If you did an initial research, you've probably found that with N>=4, calculation of a matrix determinant becomes quite complex. Regarding algorithms, I would point you to Wikipedia article on Matrix determinants, specifically the "Algorithmic Implementation" section.

From my own experience, you can easily find a LU or QR decomposition algorithm in existing matrix libraries such as Alglib.

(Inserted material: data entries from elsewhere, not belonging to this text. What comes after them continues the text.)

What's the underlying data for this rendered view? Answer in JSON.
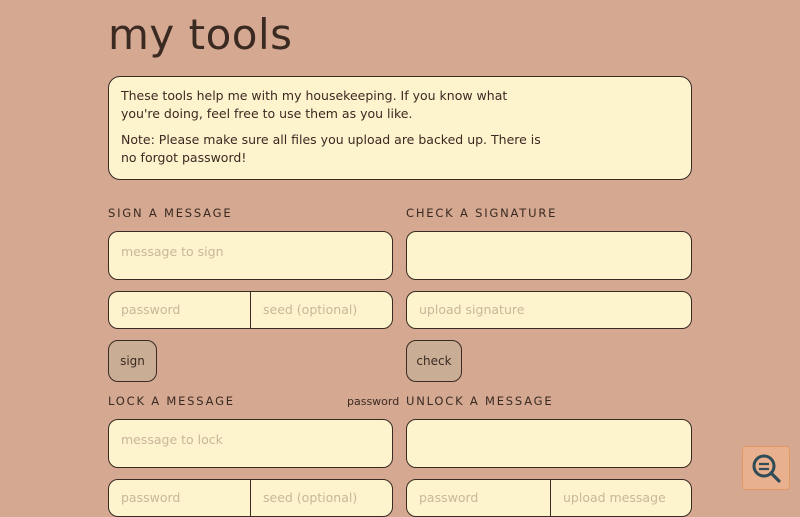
{
  "header": {
    "title": "my tools"
  },
  "intro": {
    "paragraph1": "These tools help me with my housekeeping. If you know what you're doing, feel free to use them as you like.",
    "paragraph2": "Note: Please make sure all files you upload are backed up. There is no forgot password!"
  },
  "sign": {
    "label": "SIGN A MESSAGE",
    "message_placeholder": "message to sign",
    "password_placeholder": "password",
    "seed_placeholder": "seed (optional)",
    "button": "sign"
  },
  "check": {
    "label": "CHECK A SIGNATURE",
    "message_value": "",
    "upload_placeholder": "upload signature",
    "button": "check"
  },
  "lock": {
    "label": "LOCK A MESSAGE",
    "password_link": "password",
    "message_placeholder": "message to lock",
    "password_placeholder": "password",
    "seed_placeholder": "seed (optional)"
  },
  "unlock": {
    "label": "UNLOCK A MESSAGE",
    "message_value": "",
    "password_placeholder": "password",
    "upload_placeholder": "upload message"
  },
  "icons": {
    "floating_button": "search-icon"
  },
  "colors": {
    "background": "#d4a891",
    "panel": "#fdf3cd",
    "border": "#3a2a22",
    "button": "#c9ad95",
    "accent": "#e39a62"
  }
}
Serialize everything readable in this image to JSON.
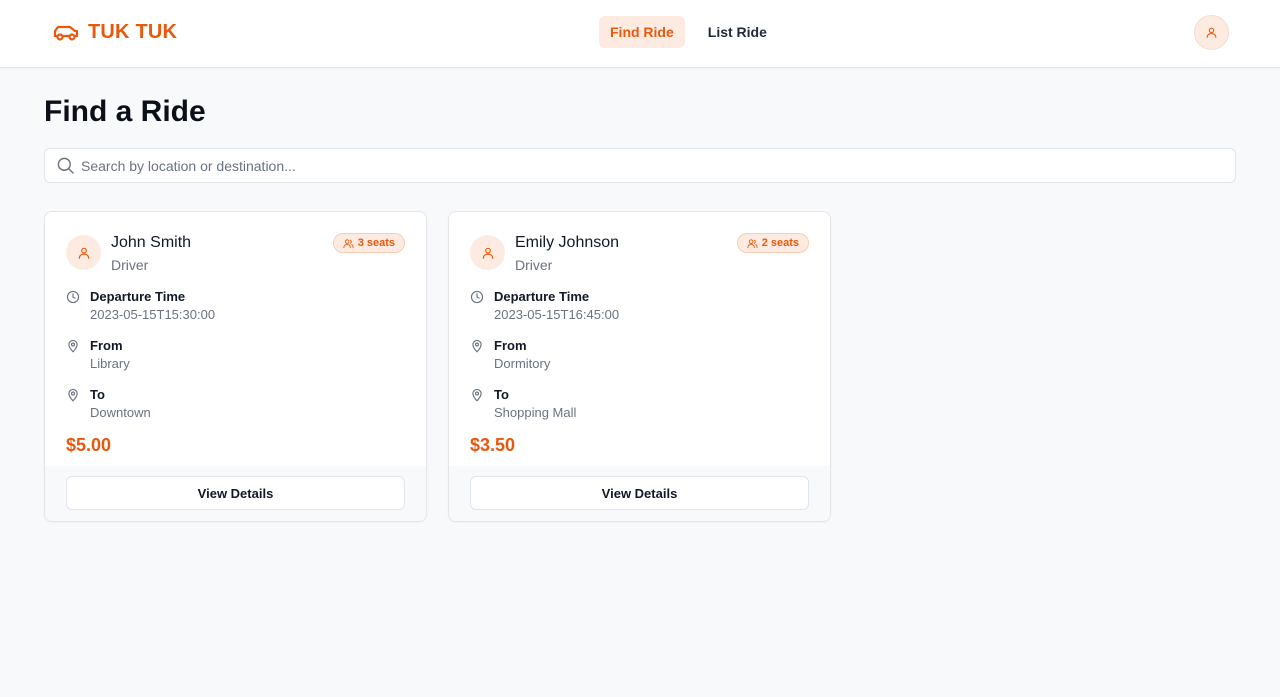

The algorithm itself is not quite simple though.

I am not too familiar with LU factorization, but I know that in order to get either L or U, you need to make the initial matrix triangular (either upper triangular for U or lower triangular for L). However, once you get the matrix in triangular form for some nxn matrix A and assuming the only operation your code uses is Rb - k*Ra, you can just solve det(A) = Π T(i,i) from i=0 to n (i.e. det(A) = T(0,0) x T(1,1) x ... x T(n,n)) for the triangular matrix T. Check this link to see what I'm talking about. http://matrix.reshish.com/determinant.php